Macroeconomic determinants of taxes on income, Profits and capital gains in Kenya
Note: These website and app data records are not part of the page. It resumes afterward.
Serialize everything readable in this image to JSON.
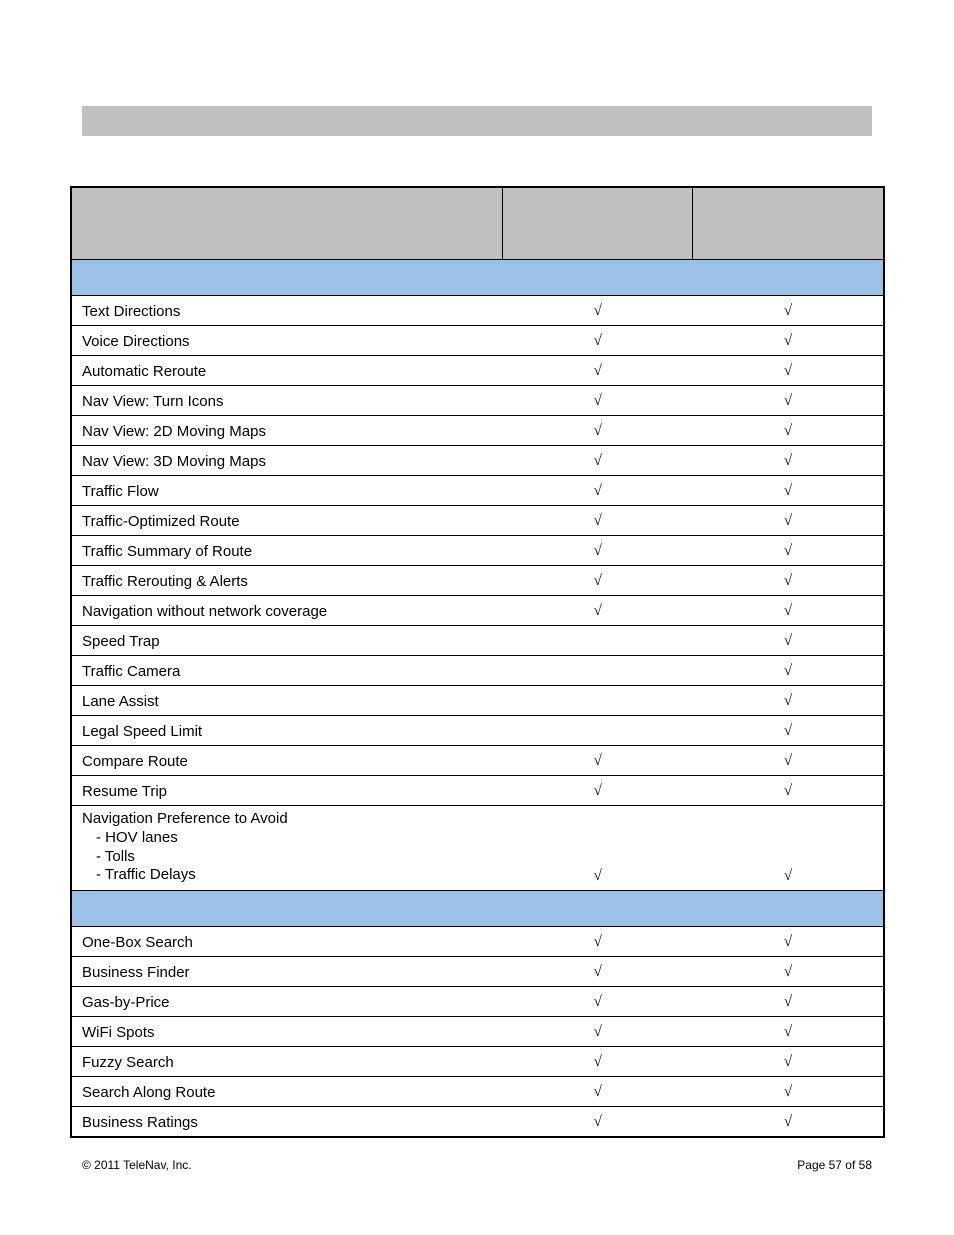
{
  "check": "√",
  "sections": [
    {
      "rows": [
        {
          "label": "Text Directions",
          "a": true,
          "b": true
        },
        {
          "label": "Voice Directions",
          "a": true,
          "b": true
        },
        {
          "label": "Automatic Reroute",
          "a": true,
          "b": true
        },
        {
          "label": "Nav View: Turn Icons",
          "a": true,
          "b": true
        },
        {
          "label": "Nav View: 2D Moving Maps",
          "a": true,
          "b": true
        },
        {
          "label": "Nav View: 3D Moving Maps",
          "a": true,
          "b": true
        },
        {
          "label": "Traffic Flow",
          "a": true,
          "b": true
        },
        {
          "label": "Traffic-Optimized Route",
          "a": true,
          "b": true
        },
        {
          "label": "Traffic Summary of Route",
          "a": true,
          "b": true
        },
        {
          "label": "Traffic Rerouting & Alerts",
          "a": true,
          "b": true
        },
        {
          "label": "Navigation without network coverage",
          "a": true,
          "b": true
        },
        {
          "label": "Speed Trap",
          "a": false,
          "b": true
        },
        {
          "label": "Traffic Camera",
          "a": false,
          "b": true
        },
        {
          "label": "Lane Assist",
          "a": false,
          "b": true
        },
        {
          "label": "Legal Speed Limit",
          "a": false,
          "b": true
        },
        {
          "label": "Compare Route",
          "a": true,
          "b": true
        },
        {
          "label": "Resume Trip",
          "a": true,
          "b": true
        },
        {
          "label": "Navigation Preference to Avoid",
          "sub": [
            "- HOV lanes",
            "- Tolls",
            "- Traffic Delays"
          ],
          "a": true,
          "b": true
        }
      ]
    },
    {
      "rows": [
        {
          "label": "One-Box Search",
          "a": true,
          "b": true
        },
        {
          "label": "Business Finder",
          "a": true,
          "b": true
        },
        {
          "label": "Gas-by-Price",
          "a": true,
          "b": true
        },
        {
          "label": "WiFi Spots",
          "a": true,
          "b": true
        },
        {
          "label": "Fuzzy Search",
          "a": true,
          "b": true
        },
        {
          "label": "Search Along Route",
          "a": true,
          "b": true
        },
        {
          "label": "Business Ratings",
          "a": true,
          "b": true
        }
      ]
    }
  ],
  "footer": {
    "copyright": "© 2011 TeleNav, Inc.",
    "page": "Page 57 of 58"
  }
}
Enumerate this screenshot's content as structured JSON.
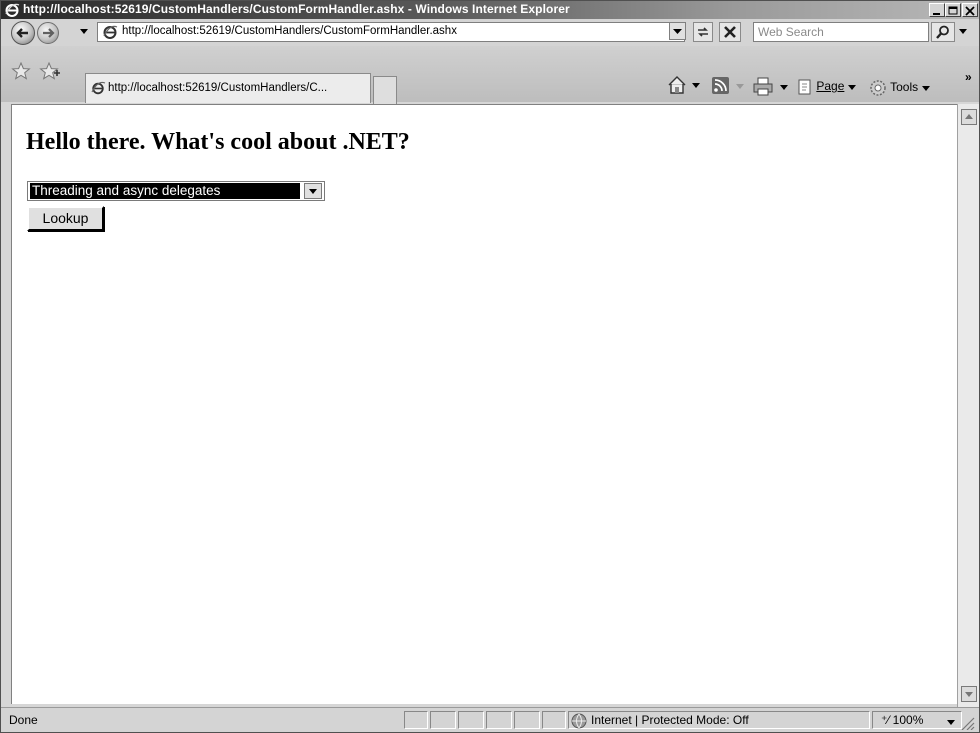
{
  "window": {
    "title": "http://localhost:52619/CustomHandlers/CustomFormHandler.ashx - Windows Internet Explorer"
  },
  "address_bar": {
    "url": "http://localhost:52619/CustomHandlers/CustomFormHandler.ashx"
  },
  "search": {
    "placeholder": "Web Search"
  },
  "tabs": [
    {
      "label": "http://localhost:52619/CustomHandlers/C..."
    }
  ],
  "command_bar": {
    "page_label": "Page",
    "tools_label": "Tools",
    "more": "»"
  },
  "page": {
    "heading": "Hello there. What's cool about .NET?",
    "select_value": "Threading and async delegates",
    "lookup_label": "Lookup"
  },
  "status_bar": {
    "status": "Done",
    "zone": "Internet | Protected Mode: Off",
    "zoom": "100%"
  }
}
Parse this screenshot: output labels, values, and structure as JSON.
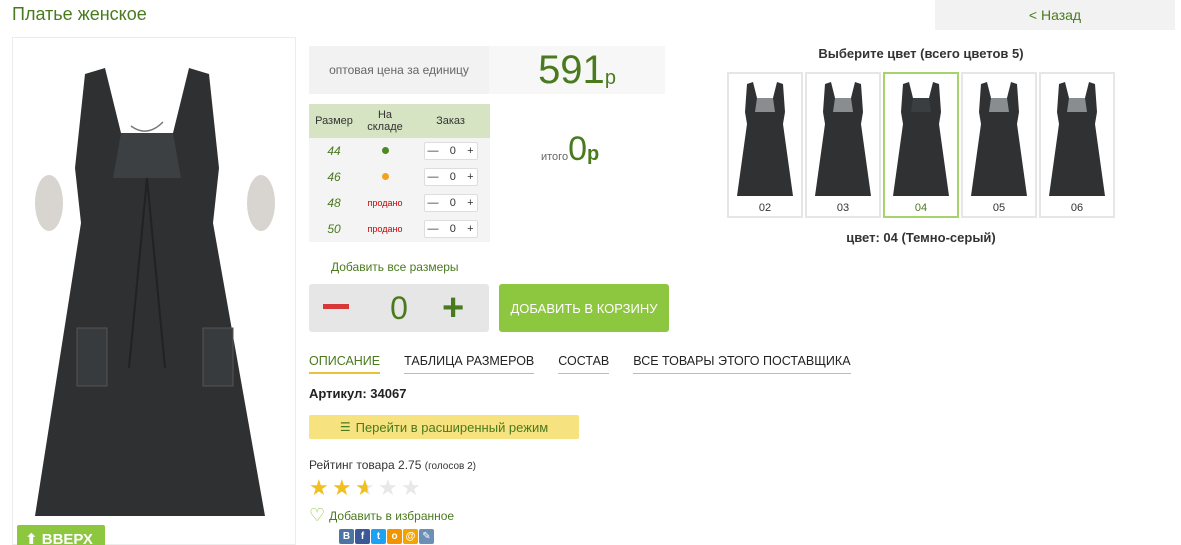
{
  "page": {
    "title": "Платье женское",
    "back_label": "< Назад",
    "up_label": "⬆ ВВЕРХ"
  },
  "price": {
    "label": "оптовая цена за единицу",
    "value": "591",
    "currency": "р"
  },
  "size_table": {
    "headers": [
      "Размер",
      "На складе",
      "Заказ"
    ],
    "rows": [
      {
        "size": "44",
        "stock": "dot",
        "stock_color": "#4a8a1e",
        "qty": "0"
      },
      {
        "size": "46",
        "stock": "dot",
        "stock_color": "#f5a11b",
        "qty": "0"
      },
      {
        "size": "48",
        "stock": "продано",
        "qty": "0"
      },
      {
        "size": "50",
        "stock": "продано",
        "qty": "0"
      }
    ],
    "minus": "—",
    "plus": "+"
  },
  "total": {
    "label": "итого",
    "value": "0",
    "currency": "р"
  },
  "add_all_label": "Добавить все размеры",
  "order": {
    "qty": "0",
    "cart_label": "ДОБАВИТЬ В КОРЗИНУ"
  },
  "tabs": [
    "ОПИСАНИЕ",
    "ТАБЛИЦА РАЗМЕРОВ",
    "СОСТАВ",
    "ВСЕ ТОВАРЫ ЭТОГО ПОСТАВЩИКА"
  ],
  "sku_label": "Артикул: 34067",
  "extended_mode_label": "Перейти в расширенный режим",
  "rating": {
    "label": "Рейтинг товара 2.75",
    "votes": "(голосов 2)",
    "value": 2.75,
    "max": 5
  },
  "favorite_label": "Добавить в избранное",
  "social": [
    "vk-icon",
    "facebook-icon",
    "twitter-icon",
    "odnoklassniki-icon",
    "mailru-icon",
    "livejournal-icon"
  ],
  "colors": {
    "title": "Выберите цвет (всего цветов 5)",
    "items": [
      "02",
      "03",
      "04",
      "05",
      "06"
    ],
    "selected_index": 2,
    "selected_label": "цвет: 04 (Темно-серый)"
  },
  "accent": {
    "green": "#8dc63f",
    "dark_green": "#4a7a1e",
    "yellow": "#f6e27e",
    "red": "#d9383a"
  }
}
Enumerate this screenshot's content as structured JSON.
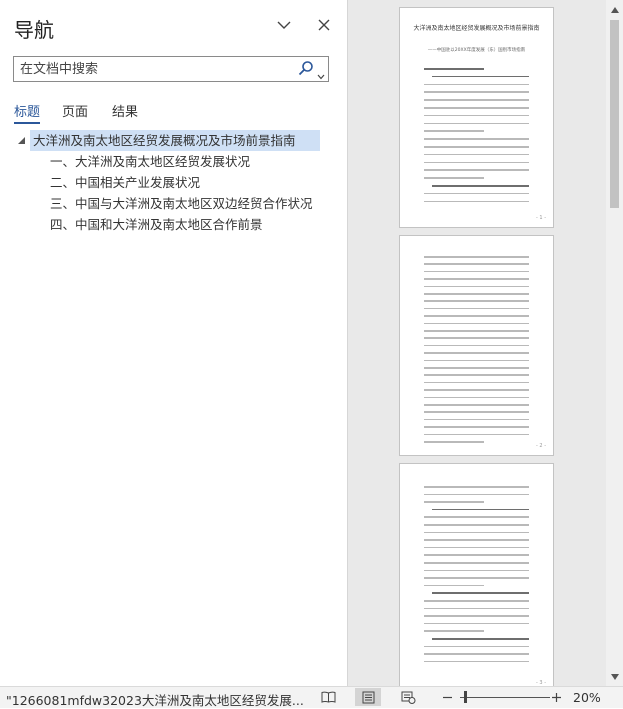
{
  "nav": {
    "title": "导航",
    "search_placeholder": "在文档中搜索",
    "tabs": [
      "标题",
      "页面",
      "结果"
    ],
    "tree": [
      {
        "label": "大洋洲及南太地区经贸发展概况及市场前景指南",
        "level": 0,
        "selected": true
      },
      {
        "label": "一、大洋洲及南太地区经贸发展状况",
        "level": 1,
        "selected": false
      },
      {
        "label": "二、中国相关产业发展状况",
        "level": 1,
        "selected": false
      },
      {
        "label": "三、中国与大洋洲及南太地区双边经贸合作状况",
        "level": 1,
        "selected": false
      },
      {
        "label": "四、中国和大洋洲及南太地区合作前景",
        "level": 1,
        "selected": false
      }
    ]
  },
  "thumbnails": {
    "page1_title": "大洋洲及南太地区经贸发展概况及市场前景指南",
    "page1_subtitle": "——中国驻以20XX年度发展（东）国别市场指南",
    "page_numbers": [
      "- 1 -",
      "- 2 -",
      "- 3 -"
    ]
  },
  "status": {
    "filename": "\"1266081mfdw32023大洋洲及南太地区经贸发展...",
    "zoom": "20%",
    "zoom_level_percent": 20
  },
  "colors": {
    "accent": "#2b579a",
    "selection": "#cfe0f5"
  }
}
This study sought to identify the macroeconomic determinants of tax revenue from income profits and capital gains otherwise referred as tax on income, profits and capital gains (TIPC) for Kenya. The macroeconomic factors studied included national output which was proxied by gross national income (GNI), gross domestic savings (GDS), and gross capital formation (GCF), general government final consumption expenditure (GGFCE), foreign direct investment (FDI) and price level represented by consumer price index (CPI) .The study used time series data for the period from 1971 to 2011. Augmented Dickey-Fuller (ADF) test was used to check for stationarity. Johansen cointegration and error correction method were applied to determine the long-run and shortrun relationships. Post-analysis tests were carried out to ensure the model was stable, residuals normal and that the model did not have either serial correlation or heteroscedasticity. Pairwise Engle-Granger causality test was carried out to determine the direction of the relationships established. From the cointegration results, the error term was estimated and a long-run relationship between TIPC and macroeconomic factors established. The variables explained 83.76% of the model in forecasting tax revenue from income, profits and capital gains. Moreover, the error correction model estimated for the short-run dynamics of the independent variables and their rate of return to an equilibrium state. The study established that each of the variables corrected for disequilibrium in TIPC within two years. A unidirectional causality was established from CPI to TIPC. The study showed that high cost of living in Kenya would result in lower tax revenue from income, profits and capital gains hence the government should ensure cost of production reduce to make goods and services cheaper.
University of Nairobi